Problem details
Verbatim output of the lines below is required, with the images omitted.

Records
┄┄┄┄┄┄
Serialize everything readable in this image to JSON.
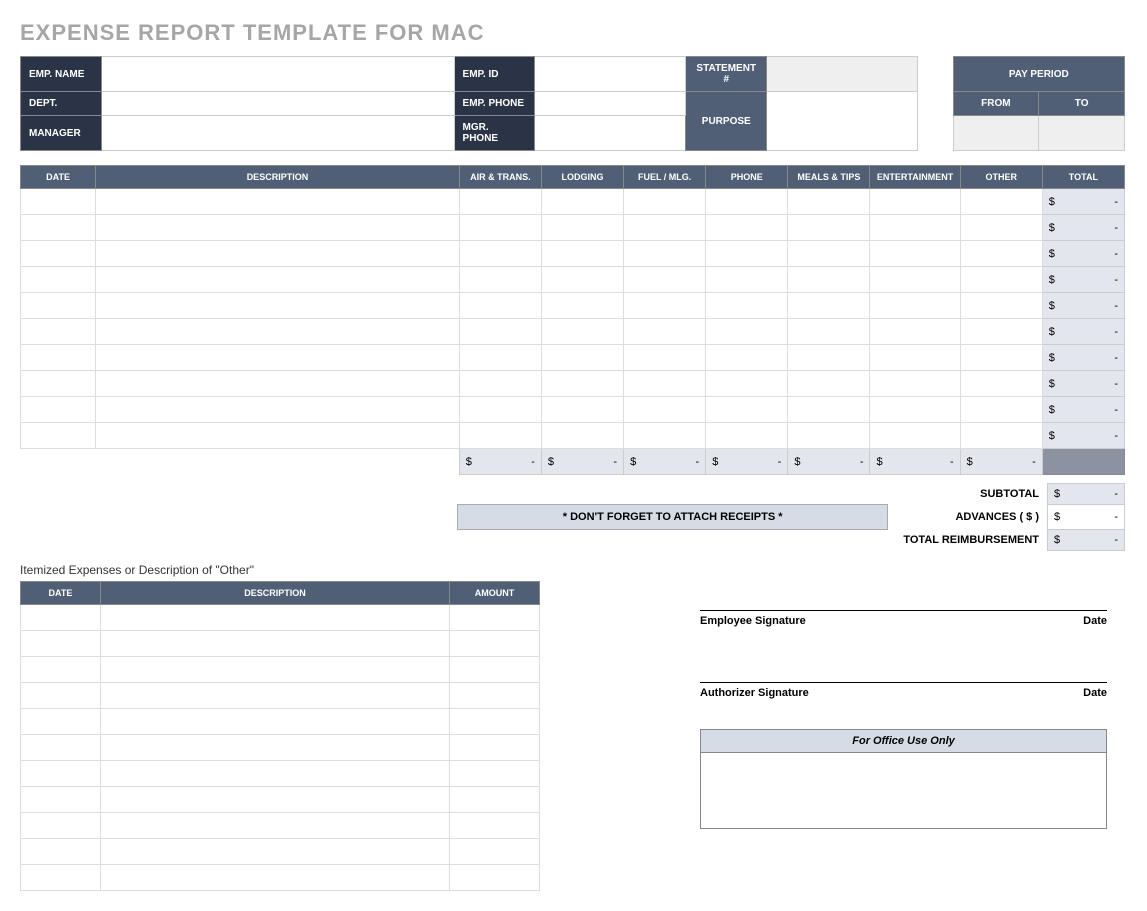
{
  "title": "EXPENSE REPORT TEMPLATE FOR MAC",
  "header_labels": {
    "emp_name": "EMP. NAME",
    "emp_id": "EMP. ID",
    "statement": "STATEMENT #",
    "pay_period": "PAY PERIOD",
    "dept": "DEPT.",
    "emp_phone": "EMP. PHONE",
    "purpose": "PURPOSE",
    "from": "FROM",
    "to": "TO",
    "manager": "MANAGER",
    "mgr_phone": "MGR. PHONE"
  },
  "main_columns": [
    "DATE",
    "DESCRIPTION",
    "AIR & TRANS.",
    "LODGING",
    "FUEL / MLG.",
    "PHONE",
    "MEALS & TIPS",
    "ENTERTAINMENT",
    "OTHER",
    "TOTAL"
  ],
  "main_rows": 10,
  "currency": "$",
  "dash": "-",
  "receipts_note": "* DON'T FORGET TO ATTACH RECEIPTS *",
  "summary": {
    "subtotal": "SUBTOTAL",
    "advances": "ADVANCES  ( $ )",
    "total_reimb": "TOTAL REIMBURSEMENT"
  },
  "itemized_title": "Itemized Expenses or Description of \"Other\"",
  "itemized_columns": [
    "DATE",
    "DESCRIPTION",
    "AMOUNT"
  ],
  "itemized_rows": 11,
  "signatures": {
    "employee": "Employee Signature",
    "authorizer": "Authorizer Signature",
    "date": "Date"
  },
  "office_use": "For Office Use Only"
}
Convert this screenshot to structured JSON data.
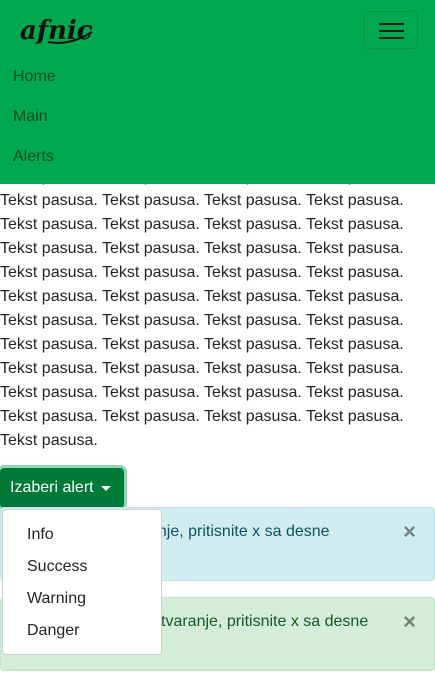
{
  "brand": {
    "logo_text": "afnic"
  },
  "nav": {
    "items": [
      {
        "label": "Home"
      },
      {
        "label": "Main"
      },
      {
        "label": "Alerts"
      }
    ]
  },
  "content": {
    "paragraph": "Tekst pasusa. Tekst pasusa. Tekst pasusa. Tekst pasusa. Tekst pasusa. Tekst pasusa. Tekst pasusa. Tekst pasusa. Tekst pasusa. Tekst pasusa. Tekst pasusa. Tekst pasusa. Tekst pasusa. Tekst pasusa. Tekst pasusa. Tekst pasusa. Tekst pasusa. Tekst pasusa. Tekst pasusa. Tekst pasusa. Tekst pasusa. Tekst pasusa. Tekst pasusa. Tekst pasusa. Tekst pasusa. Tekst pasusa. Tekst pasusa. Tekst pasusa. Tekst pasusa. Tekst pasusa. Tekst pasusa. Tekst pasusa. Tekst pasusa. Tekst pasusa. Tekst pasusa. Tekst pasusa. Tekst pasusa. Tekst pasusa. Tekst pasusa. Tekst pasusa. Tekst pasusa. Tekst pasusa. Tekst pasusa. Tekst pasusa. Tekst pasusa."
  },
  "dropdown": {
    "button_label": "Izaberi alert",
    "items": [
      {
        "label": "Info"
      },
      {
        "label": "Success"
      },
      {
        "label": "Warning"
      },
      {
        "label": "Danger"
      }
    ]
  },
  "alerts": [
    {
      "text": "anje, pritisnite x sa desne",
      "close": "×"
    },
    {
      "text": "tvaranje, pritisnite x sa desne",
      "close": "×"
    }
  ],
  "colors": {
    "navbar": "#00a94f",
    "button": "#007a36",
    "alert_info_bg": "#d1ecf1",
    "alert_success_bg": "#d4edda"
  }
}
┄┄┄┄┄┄
Task output
Serialize everything readable in this image to JSON.
{
  "title": "EXPENSE REPORT TEMPLATE FOR MAC",
  "header_labels": {
    "emp_name": "EMP. NAME",
    "emp_id": "EMP. ID",
    "statement": "STATEMENT #",
    "pay_period": "PAY PERIOD",
    "dept": "DEPT.",
    "emp_phone": "EMP. PHONE",
    "purpose": "PURPOSE",
    "from": "FROM",
    "to": "TO",
    "manager": "MANAGER",
    "mgr_phone": "MGR. PHONE"
  },
  "main_columns": [
    "DATE",
    "DESCRIPTION",
    "AIR & TRANS.",
    "LODGING",
    "FUEL / MLG.",
    "PHONE",
    "MEALS & TIPS",
    "ENTERTAINMENT",
    "OTHER",
    "TOTAL"
  ],
  "main_rows": 10,
  "currency": "$",
  "dash": "-",
  "receipts_note": "* DON'T FORGET TO ATTACH RECEIPTS *",
  "summary": {
    "subtotal": "SUBTOTAL",
    "advances": "ADVANCES  ( $ )",
    "total_reimb": "TOTAL REIMBURSEMENT"
  },
  "itemized_title": "Itemized Expenses or Description of \"Other\"",
  "itemized_columns": [
    "DATE",
    "DESCRIPTION",
    "AMOUNT"
  ],
  "itemized_rows": 11,
  "signatures": {
    "employee": "Employee Signature",
    "authorizer": "Authorizer Signature",
    "date": "Date"
  },
  "office_use": "For Office Use Only"
}
Convert this screenshot to structured JSON data.
{
  "brand": {
    "logo_text": "afnic"
  },
  "nav": {
    "items": [
      {
        "label": "Home"
      },
      {
        "label": "Main"
      },
      {
        "label": "Alerts"
      }
    ]
  },
  "content": {
    "paragraph": "Tekst pasusa. Tekst pasusa. Tekst pasusa. Tekst pasusa. Tekst pasusa. Tekst pasusa. Tekst pasusa. Tekst pasusa. Tekst pasusa. Tekst pasusa. Tekst pasusa. Tekst pasusa. Tekst pasusa. Tekst pasusa. Tekst pasusa. Tekst pasusa. Tekst pasusa. Tekst pasusa. Tekst pasusa. Tekst pasusa. Tekst pasusa. Tekst pasusa. Tekst pasusa. Tekst pasusa. Tekst pasusa. Tekst pasusa. Tekst pasusa. Tekst pasusa. Tekst pasusa. Tekst pasusa. Tekst pasusa. Tekst pasusa. Tekst pasusa. Tekst pasusa. Tekst pasusa. Tekst pasusa. Tekst pasusa. Tekst pasusa. Tekst pasusa. Tekst pasusa. Tekst pasusa. Tekst pasusa. Tekst pasusa. Tekst pasusa. Tekst pasusa."
  },
  "dropdown": {
    "button_label": "Izaberi alert",
    "items": [
      {
        "label": "Info"
      },
      {
        "label": "Success"
      },
      {
        "label": "Warning"
      },
      {
        "label": "Danger"
      }
    ]
  },
  "alerts": [
    {
      "text": "anje, pritisnite x sa desne",
      "close": "×"
    },
    {
      "text": "tvaranje, pritisnite x sa desne",
      "close": "×"
    }
  ],
  "colors": {
    "navbar": "#00a94f",
    "button": "#007a36",
    "alert_info_bg": "#d1ecf1",
    "alert_success_bg": "#d4edda"
  }
}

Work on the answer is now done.